Using these kinds of sites, a lot of the process is automated. This means that you can consider candidates from all over the world without using up valuable time conducting interviews and reviewing documents.
9. Consider How They’ll Fit the Culture
When hiring workers, you shouldn’t just look for people with the right skills. You also need to look for people who will fit into the office culture. For some companies, this is a natural part of the process that they don’t really need to think about actively.
Unfortunately, figuring out if someone is a good fit can be a bit more challenging when conducting video interviews for candidates. You might need to take more of an active approach in figuring out if someone fits the culture or not.
One of the disadvantages of online interviews is that it makes things like telling jokes a lot more difficult. You’ll need to make more of an effort to figure out someone’s personality than you would in an in-person interview.
10. Consider Their Setup
Before hiring anyone to work remotely, you need to figure out what they’ll need to get the job done. For example, some jobs might be quite difficult if you don’t have two screens to work on.
Other applications might require that you have a powerful computer to run it properly. The last thing you want is to hire someone only to find out that they don’t have a computer capable of doing the job.
You should make evaluating whether or not a candidate has the necessary equipment an integral part of the hiring process.
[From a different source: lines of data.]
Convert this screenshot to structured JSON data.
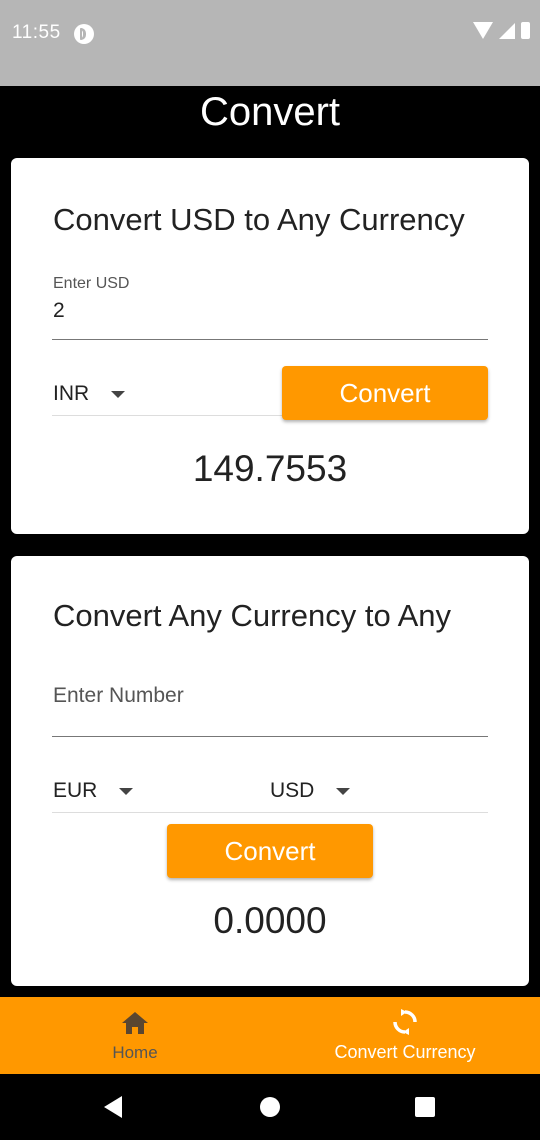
{
  "status_bar": {
    "time": "11:55"
  },
  "header": {
    "title": "Convert"
  },
  "card_usd": {
    "heading": "Convert USD to Any Currency",
    "input_label": "Enter USD",
    "input_value": "2",
    "target_currency": "INR",
    "convert_label": "Convert",
    "result": "149.7553"
  },
  "card_any": {
    "heading": "Convert Any Currency to Any",
    "input_placeholder": "Enter Number",
    "from_currency": "EUR",
    "to_currency": "USD",
    "convert_label": "Convert",
    "result": "0.0000"
  },
  "bottom_nav": {
    "items": [
      {
        "label": "Home",
        "icon": "home-icon",
        "active": false
      },
      {
        "label": "Convert Currency",
        "icon": "sync-icon",
        "active": true
      }
    ]
  },
  "colors": {
    "accent": "#ff9800",
    "status_bar": "#b6b6b6",
    "background": "#000000"
  }
}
Remote Work Can Work Well if You Avoid These Remote Hiring Mistakes
As you can see, there are many remote hiring mistakes that you’ll need to avoid if you want remote work to be productive and profitable. With that said, the paradigm surrounding remote work is really changing for the better. There’s never been a better time to hire remote workers to work at your company.
You just need to adapt your hiring process to suit remote work. Trying to do things too conventionally might lead to suboptimal results. If you want to learn more about other work-related topics, check out the rest of our blog posts.